▸ **WHAT IS NEEDED**:
Filter the entries, keeping every line with the word "template".
= Beginning of Section =
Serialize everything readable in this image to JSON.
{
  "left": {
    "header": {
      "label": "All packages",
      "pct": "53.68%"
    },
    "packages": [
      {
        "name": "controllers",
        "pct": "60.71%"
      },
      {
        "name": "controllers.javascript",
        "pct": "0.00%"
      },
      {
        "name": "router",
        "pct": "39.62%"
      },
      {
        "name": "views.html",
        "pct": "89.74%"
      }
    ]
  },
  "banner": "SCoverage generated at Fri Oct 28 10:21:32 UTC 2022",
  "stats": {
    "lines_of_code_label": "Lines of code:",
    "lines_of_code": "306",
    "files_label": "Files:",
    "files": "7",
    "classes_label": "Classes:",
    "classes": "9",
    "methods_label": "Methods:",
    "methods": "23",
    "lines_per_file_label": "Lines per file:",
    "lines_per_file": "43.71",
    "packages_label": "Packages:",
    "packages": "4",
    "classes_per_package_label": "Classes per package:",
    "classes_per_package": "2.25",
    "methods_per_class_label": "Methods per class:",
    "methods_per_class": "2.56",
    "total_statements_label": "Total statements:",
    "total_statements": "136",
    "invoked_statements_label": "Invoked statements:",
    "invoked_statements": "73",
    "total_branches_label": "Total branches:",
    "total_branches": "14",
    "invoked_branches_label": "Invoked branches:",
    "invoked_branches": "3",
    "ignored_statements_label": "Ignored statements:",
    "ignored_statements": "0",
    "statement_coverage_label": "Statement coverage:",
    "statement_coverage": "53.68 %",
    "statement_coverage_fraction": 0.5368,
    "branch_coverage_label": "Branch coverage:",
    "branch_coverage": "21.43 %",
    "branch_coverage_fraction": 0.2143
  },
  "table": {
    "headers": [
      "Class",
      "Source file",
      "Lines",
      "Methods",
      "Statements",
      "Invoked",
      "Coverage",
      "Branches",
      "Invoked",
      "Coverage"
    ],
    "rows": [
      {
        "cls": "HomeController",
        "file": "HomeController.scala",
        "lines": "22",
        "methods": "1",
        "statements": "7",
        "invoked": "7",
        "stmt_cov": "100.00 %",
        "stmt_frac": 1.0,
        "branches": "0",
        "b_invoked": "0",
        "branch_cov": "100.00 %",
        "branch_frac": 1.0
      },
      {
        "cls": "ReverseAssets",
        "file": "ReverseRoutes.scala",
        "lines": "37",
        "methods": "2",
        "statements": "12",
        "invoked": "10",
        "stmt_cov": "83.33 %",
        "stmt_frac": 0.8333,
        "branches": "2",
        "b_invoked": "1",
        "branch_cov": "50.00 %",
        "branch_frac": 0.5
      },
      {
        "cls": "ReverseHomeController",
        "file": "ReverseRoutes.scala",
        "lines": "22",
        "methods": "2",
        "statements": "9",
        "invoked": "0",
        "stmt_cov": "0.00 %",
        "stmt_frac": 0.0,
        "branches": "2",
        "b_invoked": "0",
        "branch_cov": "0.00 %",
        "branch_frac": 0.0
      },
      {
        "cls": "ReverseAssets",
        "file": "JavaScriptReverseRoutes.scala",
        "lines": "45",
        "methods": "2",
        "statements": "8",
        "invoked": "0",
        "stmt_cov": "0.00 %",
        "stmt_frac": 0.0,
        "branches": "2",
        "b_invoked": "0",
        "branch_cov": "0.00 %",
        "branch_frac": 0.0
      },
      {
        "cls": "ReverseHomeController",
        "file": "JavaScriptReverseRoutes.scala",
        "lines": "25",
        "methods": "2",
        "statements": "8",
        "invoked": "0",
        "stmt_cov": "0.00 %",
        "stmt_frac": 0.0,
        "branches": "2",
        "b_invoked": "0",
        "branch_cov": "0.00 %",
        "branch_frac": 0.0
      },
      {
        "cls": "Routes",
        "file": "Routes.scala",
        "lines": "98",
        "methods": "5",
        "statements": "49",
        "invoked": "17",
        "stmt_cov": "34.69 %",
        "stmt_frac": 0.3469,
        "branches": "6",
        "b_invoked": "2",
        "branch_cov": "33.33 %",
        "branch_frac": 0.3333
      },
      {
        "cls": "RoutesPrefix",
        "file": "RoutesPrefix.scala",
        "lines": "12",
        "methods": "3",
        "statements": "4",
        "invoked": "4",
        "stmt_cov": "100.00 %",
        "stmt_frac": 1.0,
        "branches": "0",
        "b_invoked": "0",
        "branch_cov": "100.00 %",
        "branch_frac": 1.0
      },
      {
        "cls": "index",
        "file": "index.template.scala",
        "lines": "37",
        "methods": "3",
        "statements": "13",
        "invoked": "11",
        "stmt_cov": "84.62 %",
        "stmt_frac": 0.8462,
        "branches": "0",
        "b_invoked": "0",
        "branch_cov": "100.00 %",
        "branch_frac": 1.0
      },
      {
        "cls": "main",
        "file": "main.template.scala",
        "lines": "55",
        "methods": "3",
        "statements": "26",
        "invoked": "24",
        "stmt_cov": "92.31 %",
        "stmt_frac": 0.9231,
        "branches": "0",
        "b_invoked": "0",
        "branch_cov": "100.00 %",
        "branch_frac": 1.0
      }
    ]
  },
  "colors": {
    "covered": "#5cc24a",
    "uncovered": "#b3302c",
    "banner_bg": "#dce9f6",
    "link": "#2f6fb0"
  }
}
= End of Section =
▸ **EXERCISE OUTPUT**:
        "file": "index.template.scala",
        "file": "main.template.scala",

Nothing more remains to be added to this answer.